Each line below is to be written out once more, precisely as given.

»»

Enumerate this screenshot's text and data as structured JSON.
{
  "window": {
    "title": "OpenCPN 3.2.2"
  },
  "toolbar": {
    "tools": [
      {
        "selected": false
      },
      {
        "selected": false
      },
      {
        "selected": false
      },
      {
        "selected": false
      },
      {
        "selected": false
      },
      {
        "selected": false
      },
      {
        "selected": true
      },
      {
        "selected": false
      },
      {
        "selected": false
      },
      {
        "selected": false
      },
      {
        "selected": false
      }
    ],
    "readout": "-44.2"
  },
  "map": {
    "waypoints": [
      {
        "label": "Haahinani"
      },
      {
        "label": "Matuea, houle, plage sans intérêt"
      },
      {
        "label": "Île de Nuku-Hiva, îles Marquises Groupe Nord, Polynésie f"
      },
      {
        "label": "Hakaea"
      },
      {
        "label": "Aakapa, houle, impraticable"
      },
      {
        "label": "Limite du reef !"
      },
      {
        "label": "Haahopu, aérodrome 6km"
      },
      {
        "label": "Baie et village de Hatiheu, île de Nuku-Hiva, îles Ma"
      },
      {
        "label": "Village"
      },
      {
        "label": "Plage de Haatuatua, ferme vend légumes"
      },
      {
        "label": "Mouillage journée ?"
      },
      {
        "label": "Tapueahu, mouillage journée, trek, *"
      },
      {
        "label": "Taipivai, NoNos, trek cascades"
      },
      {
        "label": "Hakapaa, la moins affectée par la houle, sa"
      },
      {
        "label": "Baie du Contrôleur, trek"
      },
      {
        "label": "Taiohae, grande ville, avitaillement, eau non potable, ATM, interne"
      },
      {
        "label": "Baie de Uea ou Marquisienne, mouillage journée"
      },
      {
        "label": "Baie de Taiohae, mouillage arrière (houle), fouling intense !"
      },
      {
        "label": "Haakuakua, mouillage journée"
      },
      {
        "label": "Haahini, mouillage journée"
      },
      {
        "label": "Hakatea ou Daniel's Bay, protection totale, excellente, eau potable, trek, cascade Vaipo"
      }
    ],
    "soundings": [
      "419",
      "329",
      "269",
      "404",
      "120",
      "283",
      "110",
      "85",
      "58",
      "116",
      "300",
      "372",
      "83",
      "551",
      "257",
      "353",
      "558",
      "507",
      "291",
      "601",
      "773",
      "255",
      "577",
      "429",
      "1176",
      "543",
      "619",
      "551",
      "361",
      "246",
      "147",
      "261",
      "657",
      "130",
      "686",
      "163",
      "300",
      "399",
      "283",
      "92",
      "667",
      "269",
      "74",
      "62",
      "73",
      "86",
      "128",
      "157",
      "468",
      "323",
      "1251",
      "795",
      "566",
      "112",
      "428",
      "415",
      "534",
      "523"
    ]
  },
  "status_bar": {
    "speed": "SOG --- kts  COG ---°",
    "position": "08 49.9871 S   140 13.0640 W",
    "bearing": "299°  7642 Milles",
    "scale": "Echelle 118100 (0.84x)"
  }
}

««

Task solution:
Enumerate this screenshot's text and data as structured JSON.
{
  "window": {
    "title": "OpenCPN 3.2.2"
  },
  "toolbar": {
    "tools": [
      {
        "selected": false
      },
      {
        "selected": false
      },
      {
        "selected": false
      },
      {
        "selected": false
      },
      {
        "selected": false
      },
      {
        "selected": false
      },
      {
        "selected": true
      },
      {
        "selected": false
      },
      {
        "selected": false
      },
      {
        "selected": false
      },
      {
        "selected": false
      }
    ],
    "readout": "-44.2"
  },
  "map": {
    "waypoints": [
      {
        "label": "Haahinani"
      },
      {
        "label": "Matuea, houle, plage sans intérêt"
      },
      {
        "label": "Île de Nuku-Hiva, îles Marquises Groupe Nord, Polynésie f"
      },
      {
        "label": "Hakaea"
      },
      {
        "label": "Aakapa, houle, impraticable"
      },
      {
        "label": "Limite du reef !"
      },
      {
        "label": "Haahopu, aérodrome 6km"
      },
      {
        "label": "Baie et village de Hatiheu, île de Nuku-Hiva, îles Ma"
      },
      {
        "label": "Village"
      },
      {
        "label": "Plage de Haatuatua, ferme vend légumes"
      },
      {
        "label": "Mouillage journée ?"
      },
      {
        "label": "Tapueahu, mouillage journée, trek, *"
      },
      {
        "label": "Taipivai, NoNos, trek cascades"
      },
      {
        "label": "Hakapaa, la moins affectée par la houle, sa"
      },
      {
        "label": "Baie du Contrôleur, trek"
      },
      {
        "label": "Taiohae, grande ville, avitaillement, eau non potable, ATM, interne"
      },
      {
        "label": "Baie de Uea ou Marquisienne, mouillage journée"
      },
      {
        "label": "Baie de Taiohae, mouillage arrière (houle), fouling intense !"
      },
      {
        "label": "Haakuakua, mouillage journée"
      },
      {
        "label": "Haahini, mouillage journée"
      },
      {
        "label": "Hakatea ou Daniel's Bay, protection totale, excellente, eau potable, trek, cascade Vaipo"
      }
    ],
    "soundings": [
      "419",
      "329",
      "269",
      "404",
      "120",
      "283",
      "110",
      "85",
      "58",
      "116",
      "300",
      "372",
      "83",
      "551",
      "257",
      "353",
      "558",
      "507",
      "291",
      "601",
      "773",
      "255",
      "577",
      "429",
      "1176",
      "543",
      "619",
      "551",
      "361",
      "246",
      "147",
      "261",
      "657",
      "130",
      "686",
      "163",
      "300",
      "399",
      "283",
      "92",
      "667",
      "269",
      "74",
      "62",
      "73",
      "86",
      "128",
      "157",
      "468",
      "323",
      "1251",
      "795",
      "566",
      "112",
      "428",
      "415",
      "534",
      "523"
    ]
  },
  "status_bar": {
    "speed": "SOG --- kts  COG ---°",
    "position": "08 49.9871 S   140 13.0640 W",
    "bearing": "299°  7642 Milles",
    "scale": "Echelle 118100 (0.84x)"
  }
}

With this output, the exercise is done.